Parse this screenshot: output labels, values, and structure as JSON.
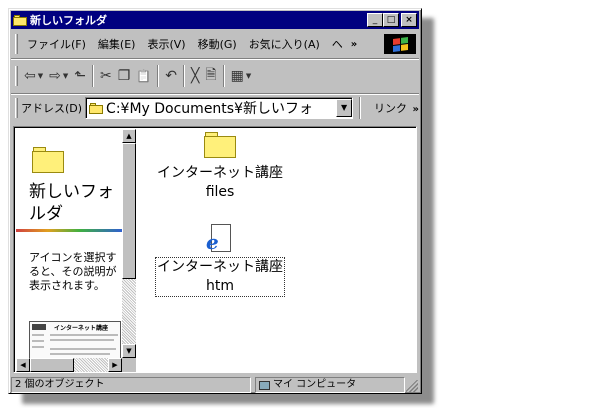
{
  "window": {
    "title": "新しいフォルダ"
  },
  "title_buttons": {
    "minimize": "_",
    "maximize": "□",
    "close": "×"
  },
  "menu": {
    "items": [
      "ファイル(F)",
      "編集(E)",
      "表示(V)",
      "移動(G)",
      "お気に入り(A)",
      "ヘ"
    ],
    "more": "»"
  },
  "toolbar": {
    "buttons": [
      {
        "name": "back",
        "glyph": "⇦",
        "dropdown": "▼"
      },
      {
        "name": "forward",
        "glyph": "⇨",
        "dropdown": "▼"
      },
      {
        "name": "up",
        "glyph": "⬑"
      },
      {
        "name": "cut",
        "glyph": "✂"
      },
      {
        "name": "copy",
        "glyph": "❐"
      },
      {
        "name": "paste",
        "glyph": "📋"
      },
      {
        "name": "undo",
        "glyph": "↶"
      },
      {
        "name": "delete",
        "glyph": "╳"
      },
      {
        "name": "properties",
        "glyph": "🗎"
      },
      {
        "name": "views",
        "glyph": "▦",
        "dropdown": "▼"
      }
    ]
  },
  "address": {
    "label": "アドレス(D)",
    "value": "C:¥My Documents¥新しいフォ",
    "dropdown": "▼",
    "links_label": "リンク",
    "links_more": "»"
  },
  "left_pane": {
    "title": "新しいフォルダ",
    "description": "アイコンを選択すると、その説明が表示されます。",
    "thumbnail_caption": "インターネット講座"
  },
  "files": [
    {
      "name_line1": "インターネット講座",
      "name_line2": "files",
      "type": "folder"
    },
    {
      "name_line1": "インターネット講座",
      "name_line2": "htm",
      "type": "html"
    }
  ],
  "statusbar": {
    "count": "2 個のオブジェクト",
    "location": "マイ コンピュータ"
  },
  "colors": {
    "titlebar": "#000080",
    "chrome": "#c0c0c0",
    "folder": "#fff07a",
    "ie_blue": "#1a5fd0"
  }
}
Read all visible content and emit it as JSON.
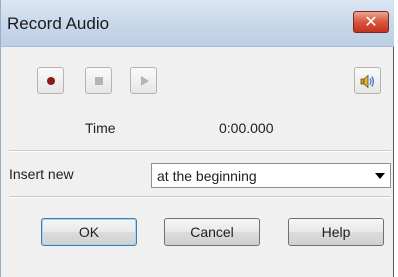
{
  "window": {
    "title": "Record Audio",
    "close_icon": "close-icon"
  },
  "transport": {
    "record_icon": "record-icon",
    "stop_icon": "stop-icon",
    "play_icon": "play-icon",
    "volume_icon": "speaker-volume-icon"
  },
  "time": {
    "label": "Time",
    "value": "0:00.000"
  },
  "insert": {
    "label": "Insert new",
    "selected": "at the beginning"
  },
  "buttons": {
    "ok": "OK",
    "cancel": "Cancel",
    "help": "Help"
  },
  "colors": {
    "record": "#8a1a1a",
    "close_button": "#d9553c",
    "titlebar": "#c7d7ea"
  }
}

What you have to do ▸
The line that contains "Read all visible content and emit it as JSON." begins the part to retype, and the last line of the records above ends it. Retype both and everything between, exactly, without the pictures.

Response below ▸
Read all visible content and emit it as JSON.
{
  "window": {
    "title": "Record Audio",
    "close_icon": "close-icon"
  },
  "transport": {
    "record_icon": "record-icon",
    "stop_icon": "stop-icon",
    "play_icon": "play-icon",
    "volume_icon": "speaker-volume-icon"
  },
  "time": {
    "label": "Time",
    "value": "0:00.000"
  },
  "insert": {
    "label": "Insert new",
    "selected": "at the beginning"
  },
  "buttons": {
    "ok": "OK",
    "cancel": "Cancel",
    "help": "Help"
  },
  "colors": {
    "record": "#8a1a1a",
    "close_button": "#d9553c",
    "titlebar": "#c7d7ea"
  }
}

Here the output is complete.